Despite the best efforts of successive governments, there is a serious problem of financial exclusion in the UK. More than a million adults do not have a bank account; 50% of households in the bottom half of the income distribution do not have home contents insurance; 2½ million use doorstep loans; more than 400,000 households use ‘Rent-to-Own. And, despite the (very significant) reforms introduced in 2014 and 2015, there is still a thriving payday lending industry that addresses a real need for short-term credit – while, at the same time, often aggravating the underlying circumstances.
There has been progress. As noted, new rules govern the payday lending industry, and the FCA has recently announced a review of the entire high-cost credit market. Governments have poured money into the credit union movement, and required banks to provide fee-free basic bank accounts.
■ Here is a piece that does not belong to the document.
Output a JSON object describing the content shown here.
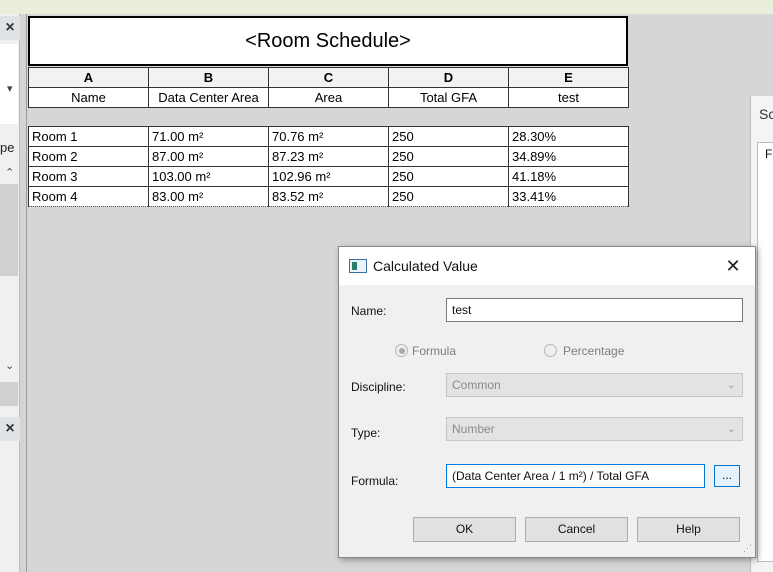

Local authorities have also launched their own initiatives (e.g. Sheffied Money). Perhaps as significant, there are many more ‘ethical’ start-ups that are offering cheaper, better-value and ‘fairer’ alternatives to standard payday lenders and ‘Rent-to-Own’ providers. Many of these are drawing on FinTech, which offers the possibility of much lower-cost alternatives aimed at market segments that conventional financial services firms cannot reach profitably.
But it is a slog; it is fragmented – and any honest evaluation of the problem has to conclude that, sadly, many people who are poor and/or have fluctuating incomes will continue to be outside the reach of affordable financial services. Some are vulnerable to illegal lenders. Most of the initiatives in the market or on the horizon address the problems of those who are already on the first or second step of the ladder; those who cannot even get on the first step look likely to remain under/un-served.
This report stems from an initiative of the then-Bishop of Durham, Justin Welby, who commissioned the CSFI to look at the potential of parishes within the diocese of Durham to develop as a network of credit unions. When he became Archbishop of Canterbury, that work expanded into the Task Group on Responsible Credit and Savings, chaired by Sir Hector Sants, who wrote the foreword to the report. Other contributions come from a variety of perspectives, including Sir Sherard Cowper-Coles, chair of the Financial Inclusion Commission.
According to Andrew Hilton, director of the CSFI:
“We believe this report is one of the most comprehensive and objective surveys of what is going on in the battle against financial exclusion in the UK to have been published in recent years."
The report, Reaching the poor: the intractable nature of financial exclusion in the UK authored by Christine Allison, the CSFI’s Financial Inclusion Fellow, is being launched today. Our Chair Sir Sherard Cowper-Coles is chairing.